"Cave Pt 1"

As a kid, I dug holes because I thought that maybe under my parents' lawn there was some magical world that I was just feet away from. A couple more scoops of dirt and I would hopefully fall into the warm water of a glowing lagoon lit by crystals a la Muppet Treasure Island. I would be too deep to hear my grandma’s voice and I would never have to write those thank you cards for my birthday party. I wanted freedom from the little responsibilities that I had.

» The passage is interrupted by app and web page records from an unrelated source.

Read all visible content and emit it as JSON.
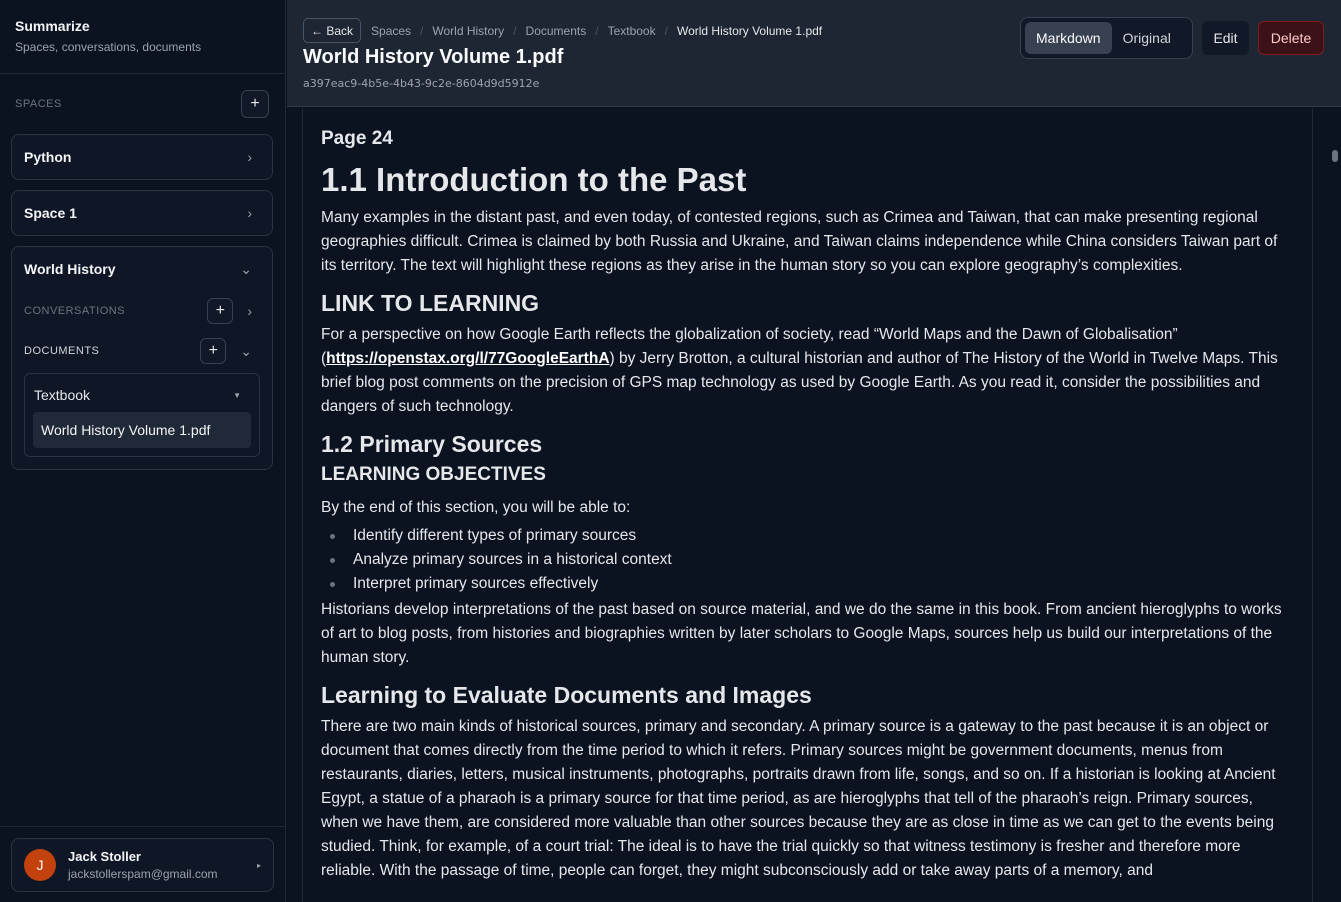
{
  "app": {
    "title": "Summarize",
    "subtitle": "Spaces, conversations, documents"
  },
  "sidebar": {
    "spaces_label": "SPACES",
    "spaces": [
      {
        "name": "Python"
      },
      {
        "name": "Space 1"
      },
      {
        "name": "World History"
      }
    ],
    "conversations_label": "CONVERSATIONS",
    "documents_label": "DOCUMENTS",
    "folder": "Textbook",
    "file": "World History Volume 1.pdf"
  },
  "user": {
    "initial": "J",
    "name": "Jack Stoller",
    "email": "jackstollerspam@gmail.com"
  },
  "header": {
    "back": "← Back",
    "crumbs": [
      "Spaces",
      "World History",
      "Documents",
      "Textbook",
      "World History Volume 1.pdf"
    ],
    "title": "World History Volume 1.pdf",
    "doc_id": "a397eac9-4b5e-4b43-9c2e-8604d9d5912e",
    "view_markdown": "Markdown",
    "view_original": "Original",
    "edit": "Edit",
    "delete": "Delete"
  },
  "content": {
    "page": "Page 24",
    "h1": "1.1 Introduction to the Past",
    "p1": "Many examples in the distant past, and even today, of contested regions, such as Crimea and Taiwan, that can make presenting regional geographies difficult. Crimea is claimed by both Russia and Ukraine, and Taiwan claims independence while China considers Taiwan part of its territory. The text will highlight these regions as they arise in the human story so you can explore geography’s complexities.",
    "h2_link": "LINK TO LEARNING",
    "p2_before": "For a perspective on how Google Earth reflects the globalization of society, read “World Maps and the Dawn of Globalisation” (",
    "p2_link": "https://openstax.org/l/77GoogleEarthA",
    "p2_after": ") by Jerry Brotton, a cultural historian and author of The History of the World in Twelve Maps. This brief blog post comments on the precision of GPS map technology as used by Google Earth. As you read it, consider the possibilities and dangers of such technology.",
    "h2_primary": "1.2 Primary Sources",
    "h3_objectives": "LEARNING OBJECTIVES",
    "p3": "By the end of this section, you will be able to:",
    "objectives": [
      "Identify different types of primary sources",
      "Analyze primary sources in a historical context",
      "Interpret primary sources effectively"
    ],
    "p4": "Historians develop interpretations of the past based on source material, and we do the same in this book. From ancient hieroglyphs to works of art to blog posts, from histories and biographies written by later scholars to Google Maps, sources help us build our interpretations of the human story.",
    "h2_evaluate": "Learning to Evaluate Documents and Images",
    "p5": "There are two main kinds of historical sources, primary and secondary. A primary source is a gateway to the past because it is an object or document that comes directly from the time period to which it refers. Primary sources might be government documents, menus from restaurants, diaries, letters, musical instruments, photographs, portraits drawn from life, songs, and so on. If a historian is looking at Ancient Egypt, a statue of a pharaoh is a primary source for that time period, as are hieroglyphs that tell of the pharaoh’s reign. Primary sources, when we have them, are considered more valuable than other sources because they are as close in time as we can get to the events being studied. Think, for example, of a court trial: The ideal is to have the trial quickly so that witness testimony is fresher and therefore more reliable. With the passage of time, people can forget, they might subconsciously add or take away parts of a memory, and"
  }
}
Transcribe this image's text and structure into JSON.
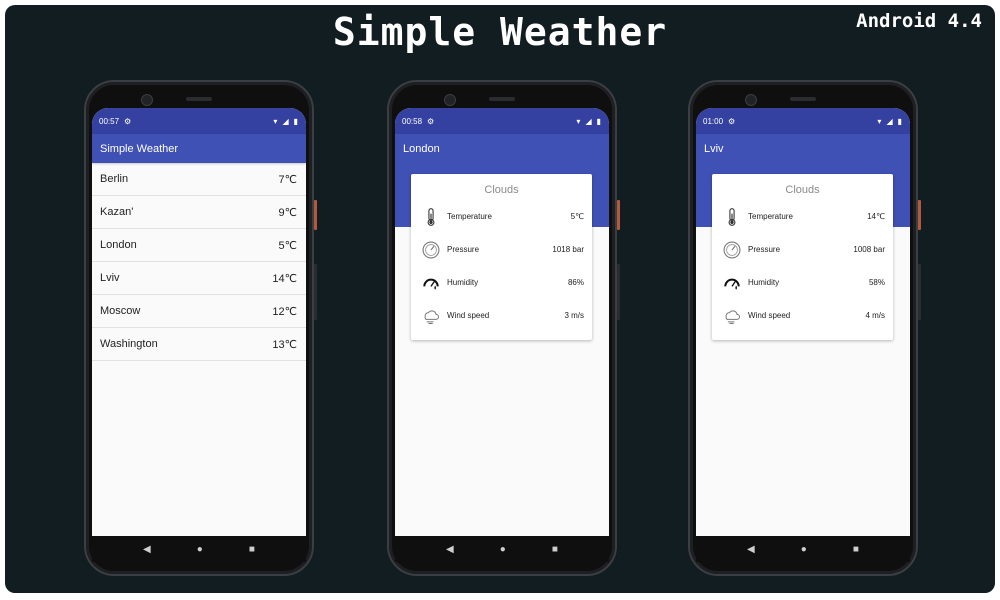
{
  "header": {
    "title": "Simple Weather",
    "platform": "Android 4.4"
  },
  "phones": [
    {
      "time": "00:57",
      "toolbar_title": "Simple Weather",
      "cities": [
        {
          "name": "Berlin",
          "temp": "7℃"
        },
        {
          "name": "Kazan'",
          "temp": "9℃"
        },
        {
          "name": "London",
          "temp": "5℃"
        },
        {
          "name": "Lviv",
          "temp": "14℃"
        },
        {
          "name": "Moscow",
          "temp": "12℃"
        },
        {
          "name": "Washington",
          "temp": "13℃"
        }
      ]
    },
    {
      "time": "00:58",
      "toolbar_title": "London",
      "card": {
        "condition": "Clouds",
        "metrics": [
          {
            "label": "Temperature",
            "value": "5℃",
            "icon": "thermometer-icon"
          },
          {
            "label": "Pressure",
            "value": "1018 bar",
            "icon": "pressure-gauge-icon"
          },
          {
            "label": "Humidity",
            "value": "86%",
            "icon": "humidity-icon"
          },
          {
            "label": "Wind speed",
            "value": "3 m/s",
            "icon": "wind-icon"
          }
        ]
      }
    },
    {
      "time": "01:00",
      "toolbar_title": "Lviv",
      "card": {
        "condition": "Clouds",
        "metrics": [
          {
            "label": "Temperature",
            "value": "14℃",
            "icon": "thermometer-icon"
          },
          {
            "label": "Pressure",
            "value": "1008 bar",
            "icon": "pressure-gauge-icon"
          },
          {
            "label": "Humidity",
            "value": "58%",
            "icon": "humidity-icon"
          },
          {
            "label": "Wind speed",
            "value": "4 m/s",
            "icon": "wind-icon"
          }
        ]
      }
    }
  ],
  "nav": {
    "back": "◀",
    "home": "●",
    "recents": "■"
  },
  "colors": {
    "background": "#121d21",
    "status_bar": "#3541a0",
    "toolbar": "#3f51b5"
  }
}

In middle school, my friends and I spent one Sunday night digging into a parking lot snow drift, knowing that a snow day was inevitable. We all had our personal motivations to dig with wet mittens in freezing temperatures. Simon recently noticed that the body that made everyone laugh in elementary school now made him want to hide under the pull-out bleachers during the slow songs at the school dances. I always got homesick staying at Chester’s mom’s house so I assume Chester didn’t like sleeping there all alone either. Plus when his mom was home, her boyfriend smelled like Macy’s and dressed like he was from New York City. But I remember what drove me to keep on digging was the hope to rest my back against the walls of this snow cave and feel the peace and quiet we earned from hours of digging into something unknown and away from the outside world.

In some ways, I was hoping to feel the same sensation once I completed Cave Pt 1.  

Cave Pt 1 came from a 10-year chapter of my life of me digging into the internet, finding my first love and recovering from the heartbreak that followed.  If I showed how I felt lost at sea, anchorless on my mattress, would that feeling of hopelessness float off my chest? Could I pack enough memories to create a wall thick enough to rest against the present? What I’ve learned most from Cave Pt 1 is that the pleasure does not come from the moment of repose but in fact the thrill of the dig.